= Beginning of Section =

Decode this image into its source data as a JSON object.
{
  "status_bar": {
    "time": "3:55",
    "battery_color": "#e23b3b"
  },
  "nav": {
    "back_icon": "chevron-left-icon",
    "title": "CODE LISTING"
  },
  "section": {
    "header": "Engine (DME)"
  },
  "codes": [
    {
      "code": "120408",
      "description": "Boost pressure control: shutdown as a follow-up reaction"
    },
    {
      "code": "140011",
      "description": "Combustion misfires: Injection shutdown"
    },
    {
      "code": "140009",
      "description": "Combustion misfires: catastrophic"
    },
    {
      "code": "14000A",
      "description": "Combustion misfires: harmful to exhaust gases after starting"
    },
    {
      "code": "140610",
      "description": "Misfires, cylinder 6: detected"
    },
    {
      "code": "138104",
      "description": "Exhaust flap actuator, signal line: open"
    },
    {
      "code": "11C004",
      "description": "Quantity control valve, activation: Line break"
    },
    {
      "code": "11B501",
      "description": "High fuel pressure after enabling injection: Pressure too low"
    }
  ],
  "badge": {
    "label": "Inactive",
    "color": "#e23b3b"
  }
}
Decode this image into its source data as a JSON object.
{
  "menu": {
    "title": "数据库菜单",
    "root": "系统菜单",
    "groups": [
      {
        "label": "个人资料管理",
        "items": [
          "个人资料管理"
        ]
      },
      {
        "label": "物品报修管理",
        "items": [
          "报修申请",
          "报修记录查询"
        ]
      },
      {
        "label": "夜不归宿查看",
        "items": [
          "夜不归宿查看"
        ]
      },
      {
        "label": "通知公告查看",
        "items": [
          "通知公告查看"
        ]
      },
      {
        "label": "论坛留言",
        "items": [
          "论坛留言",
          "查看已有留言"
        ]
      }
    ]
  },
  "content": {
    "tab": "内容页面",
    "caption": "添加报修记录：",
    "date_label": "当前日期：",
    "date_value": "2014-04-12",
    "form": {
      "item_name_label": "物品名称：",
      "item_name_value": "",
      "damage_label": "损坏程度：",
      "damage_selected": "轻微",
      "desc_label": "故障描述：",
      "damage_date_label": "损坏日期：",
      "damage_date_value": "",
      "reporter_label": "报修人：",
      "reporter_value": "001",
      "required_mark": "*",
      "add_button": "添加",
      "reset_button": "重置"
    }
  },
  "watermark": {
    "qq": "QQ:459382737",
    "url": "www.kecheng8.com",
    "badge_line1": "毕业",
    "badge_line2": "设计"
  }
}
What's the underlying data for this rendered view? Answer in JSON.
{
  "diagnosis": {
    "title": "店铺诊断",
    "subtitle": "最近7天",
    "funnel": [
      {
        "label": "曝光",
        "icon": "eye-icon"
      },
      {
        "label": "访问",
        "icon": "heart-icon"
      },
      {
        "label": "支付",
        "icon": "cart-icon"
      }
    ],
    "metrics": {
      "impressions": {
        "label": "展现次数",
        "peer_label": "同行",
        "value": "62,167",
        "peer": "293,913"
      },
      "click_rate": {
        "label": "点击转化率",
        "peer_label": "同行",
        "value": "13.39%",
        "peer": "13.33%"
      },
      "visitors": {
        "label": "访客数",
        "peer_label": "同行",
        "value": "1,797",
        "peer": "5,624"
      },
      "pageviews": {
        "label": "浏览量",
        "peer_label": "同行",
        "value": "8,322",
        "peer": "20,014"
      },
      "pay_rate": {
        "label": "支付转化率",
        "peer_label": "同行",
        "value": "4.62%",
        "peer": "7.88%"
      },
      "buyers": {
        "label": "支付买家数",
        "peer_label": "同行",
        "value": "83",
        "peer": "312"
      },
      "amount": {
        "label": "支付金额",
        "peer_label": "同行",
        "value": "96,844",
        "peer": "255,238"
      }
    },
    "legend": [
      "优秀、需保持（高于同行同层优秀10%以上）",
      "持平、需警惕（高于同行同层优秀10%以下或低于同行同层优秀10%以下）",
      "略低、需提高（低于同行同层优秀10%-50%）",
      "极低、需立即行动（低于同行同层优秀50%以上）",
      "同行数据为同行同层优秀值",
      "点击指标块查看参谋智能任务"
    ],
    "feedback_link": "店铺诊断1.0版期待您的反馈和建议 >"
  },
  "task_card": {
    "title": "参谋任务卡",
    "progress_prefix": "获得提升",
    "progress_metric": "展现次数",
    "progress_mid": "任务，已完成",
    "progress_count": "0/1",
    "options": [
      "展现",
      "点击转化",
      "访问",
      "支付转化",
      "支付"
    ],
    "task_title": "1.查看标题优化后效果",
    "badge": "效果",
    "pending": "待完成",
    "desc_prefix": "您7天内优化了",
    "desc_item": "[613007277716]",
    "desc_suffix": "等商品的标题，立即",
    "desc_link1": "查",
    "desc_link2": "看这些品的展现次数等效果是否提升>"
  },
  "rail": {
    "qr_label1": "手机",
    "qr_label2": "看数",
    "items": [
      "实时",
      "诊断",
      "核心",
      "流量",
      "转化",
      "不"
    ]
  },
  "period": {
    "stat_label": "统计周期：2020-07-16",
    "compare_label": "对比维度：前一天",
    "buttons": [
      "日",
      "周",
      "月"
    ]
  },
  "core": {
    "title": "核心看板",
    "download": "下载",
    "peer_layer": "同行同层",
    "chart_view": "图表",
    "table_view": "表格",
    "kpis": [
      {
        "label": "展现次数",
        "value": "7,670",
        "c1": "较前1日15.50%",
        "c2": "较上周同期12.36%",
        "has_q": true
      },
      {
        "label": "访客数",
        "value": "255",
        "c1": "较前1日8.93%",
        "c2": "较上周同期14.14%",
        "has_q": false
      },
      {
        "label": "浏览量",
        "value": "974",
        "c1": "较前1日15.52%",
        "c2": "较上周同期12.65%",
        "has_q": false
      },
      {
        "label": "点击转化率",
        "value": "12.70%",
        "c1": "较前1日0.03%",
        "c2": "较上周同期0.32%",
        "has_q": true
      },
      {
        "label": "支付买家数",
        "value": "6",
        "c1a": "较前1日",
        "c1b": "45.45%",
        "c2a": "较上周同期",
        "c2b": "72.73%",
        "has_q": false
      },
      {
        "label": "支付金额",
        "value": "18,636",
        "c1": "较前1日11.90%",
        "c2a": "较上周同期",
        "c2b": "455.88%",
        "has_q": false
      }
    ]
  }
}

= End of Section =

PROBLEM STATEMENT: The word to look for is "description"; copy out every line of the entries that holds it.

EXERCISE ANSWER:
      "description": "Boost pressure control: shutdown as a follow-up reaction"
      "description": "Combustion misfires: Injection shutdown"
      "description": "Combustion misfires: catastrophic"
      "description": "Combustion misfires: harmful to exhaust gases after starting"
      "description": "Misfires, cylinder 6: detected"
      "description": "Exhaust flap actuator, signal line: open"
      "description": "Quantity control valve, activation: Line break"
      "description": "High fuel pressure after enabling injection: Pressure too low"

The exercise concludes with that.